Provided records section start
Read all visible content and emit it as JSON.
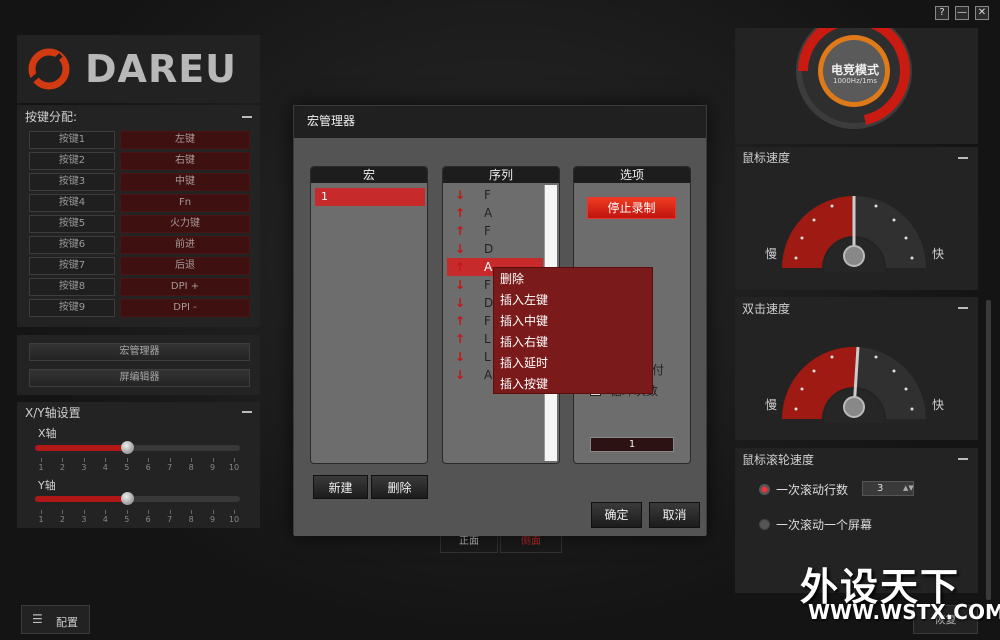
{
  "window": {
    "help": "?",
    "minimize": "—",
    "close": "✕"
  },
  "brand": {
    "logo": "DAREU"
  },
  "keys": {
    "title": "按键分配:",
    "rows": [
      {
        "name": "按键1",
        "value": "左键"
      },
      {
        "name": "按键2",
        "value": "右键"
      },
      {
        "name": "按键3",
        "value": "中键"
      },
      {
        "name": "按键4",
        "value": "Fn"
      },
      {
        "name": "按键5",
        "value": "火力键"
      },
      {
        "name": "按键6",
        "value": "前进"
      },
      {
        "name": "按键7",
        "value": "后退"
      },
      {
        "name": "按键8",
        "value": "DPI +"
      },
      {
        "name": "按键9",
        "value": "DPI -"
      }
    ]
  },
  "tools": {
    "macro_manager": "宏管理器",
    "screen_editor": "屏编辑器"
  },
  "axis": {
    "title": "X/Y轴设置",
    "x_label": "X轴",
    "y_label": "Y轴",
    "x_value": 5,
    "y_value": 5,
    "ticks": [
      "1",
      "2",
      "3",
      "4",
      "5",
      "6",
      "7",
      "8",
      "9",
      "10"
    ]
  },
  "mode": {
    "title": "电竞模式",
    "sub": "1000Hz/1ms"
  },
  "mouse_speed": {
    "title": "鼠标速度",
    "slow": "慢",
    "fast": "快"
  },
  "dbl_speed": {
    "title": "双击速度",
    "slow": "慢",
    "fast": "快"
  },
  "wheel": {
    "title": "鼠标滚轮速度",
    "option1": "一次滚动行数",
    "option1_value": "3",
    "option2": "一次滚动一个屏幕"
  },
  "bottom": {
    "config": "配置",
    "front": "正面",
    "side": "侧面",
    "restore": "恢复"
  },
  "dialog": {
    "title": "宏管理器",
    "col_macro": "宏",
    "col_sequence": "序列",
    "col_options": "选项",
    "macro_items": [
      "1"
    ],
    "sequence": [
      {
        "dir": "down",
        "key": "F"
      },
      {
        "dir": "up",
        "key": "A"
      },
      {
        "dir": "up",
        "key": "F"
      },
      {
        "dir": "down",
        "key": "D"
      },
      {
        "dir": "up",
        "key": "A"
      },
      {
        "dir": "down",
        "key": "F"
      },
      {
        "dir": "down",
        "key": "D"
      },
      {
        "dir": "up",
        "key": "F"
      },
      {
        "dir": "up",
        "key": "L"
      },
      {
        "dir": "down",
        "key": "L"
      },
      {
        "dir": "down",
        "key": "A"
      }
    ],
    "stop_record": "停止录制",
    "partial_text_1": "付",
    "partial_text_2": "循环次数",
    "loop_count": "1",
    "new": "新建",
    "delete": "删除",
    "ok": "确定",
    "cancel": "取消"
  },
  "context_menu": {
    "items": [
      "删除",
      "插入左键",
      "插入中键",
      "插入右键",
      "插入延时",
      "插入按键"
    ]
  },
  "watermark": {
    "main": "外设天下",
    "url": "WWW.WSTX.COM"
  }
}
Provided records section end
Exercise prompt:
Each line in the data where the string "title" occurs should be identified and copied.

Answer for this exercise:
    "title": "按键分配:",
    "title": "X/Y轴设置",
    "title": "电竞模式",
    "title": "鼠标速度",
    "title": "双击速度",
    "title": "鼠标滚轮速度",
    "title": "宏管理器",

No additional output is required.